• **REQUIRED ACTION**:
Which lines in the records below contain the word "title"? Copy each one out.

• **DATASET**:
☆ ☆ ☆
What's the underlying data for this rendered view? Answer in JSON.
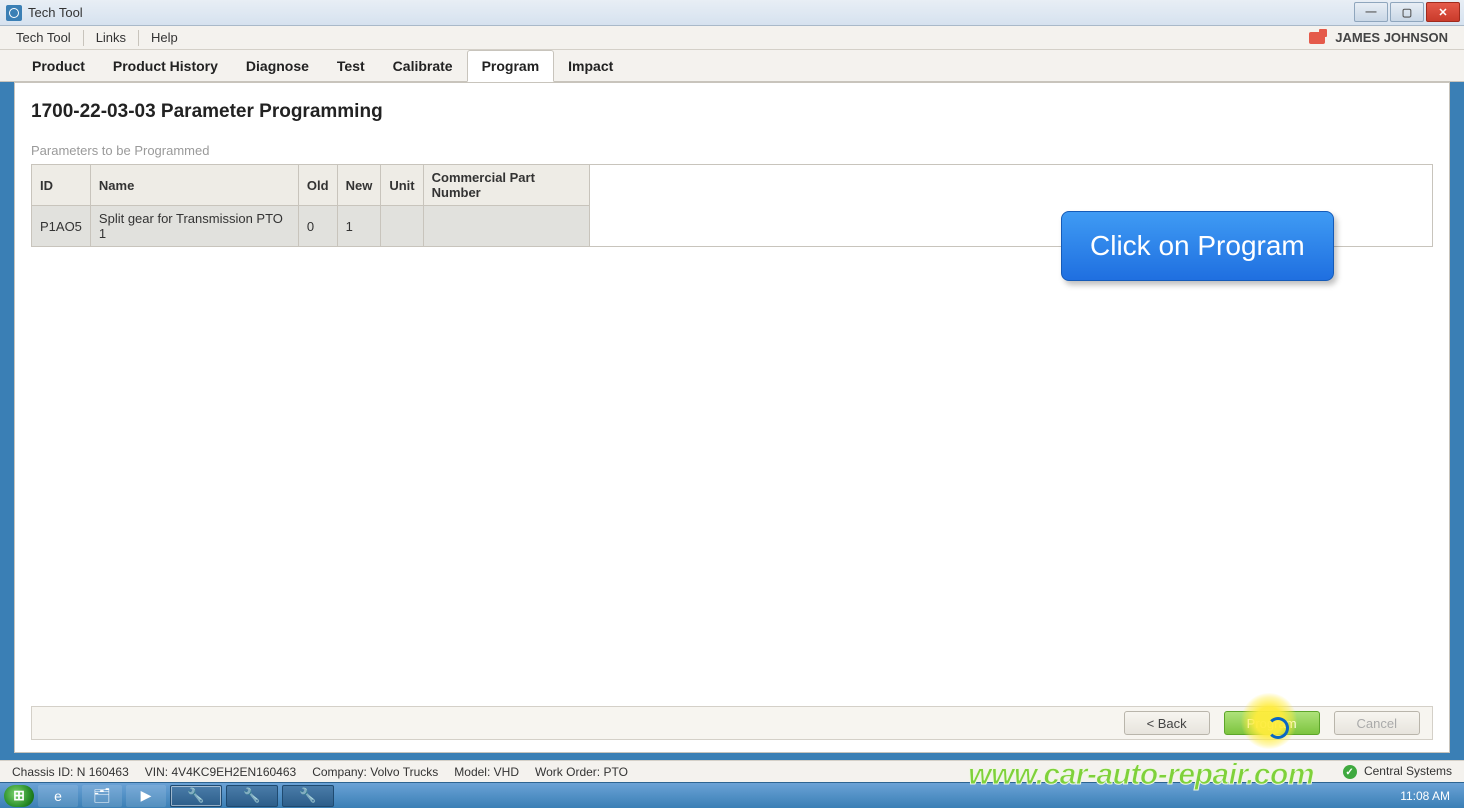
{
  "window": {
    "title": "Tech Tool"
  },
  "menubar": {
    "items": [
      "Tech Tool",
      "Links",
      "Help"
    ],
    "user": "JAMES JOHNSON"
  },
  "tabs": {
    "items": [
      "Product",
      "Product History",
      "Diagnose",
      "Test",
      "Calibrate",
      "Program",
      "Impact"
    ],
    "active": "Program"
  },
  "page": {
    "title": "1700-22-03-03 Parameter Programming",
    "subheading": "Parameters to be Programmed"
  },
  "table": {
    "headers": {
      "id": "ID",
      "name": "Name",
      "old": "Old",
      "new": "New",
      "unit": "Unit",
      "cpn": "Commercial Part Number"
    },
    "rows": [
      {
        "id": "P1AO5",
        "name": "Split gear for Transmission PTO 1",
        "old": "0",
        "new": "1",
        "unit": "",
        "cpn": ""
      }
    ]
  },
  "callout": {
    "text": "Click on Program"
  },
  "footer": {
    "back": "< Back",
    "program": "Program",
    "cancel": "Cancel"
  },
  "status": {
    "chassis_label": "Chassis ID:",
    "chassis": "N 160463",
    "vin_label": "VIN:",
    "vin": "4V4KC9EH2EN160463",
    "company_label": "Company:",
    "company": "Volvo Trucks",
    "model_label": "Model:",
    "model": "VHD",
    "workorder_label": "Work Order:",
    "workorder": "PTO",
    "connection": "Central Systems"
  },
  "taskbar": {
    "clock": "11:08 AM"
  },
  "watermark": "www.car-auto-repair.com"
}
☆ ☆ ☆
• **ANSWER AREA**:
    "title": "Tech Tool"
    "title": "1700-22-03-03 Parameter Programming",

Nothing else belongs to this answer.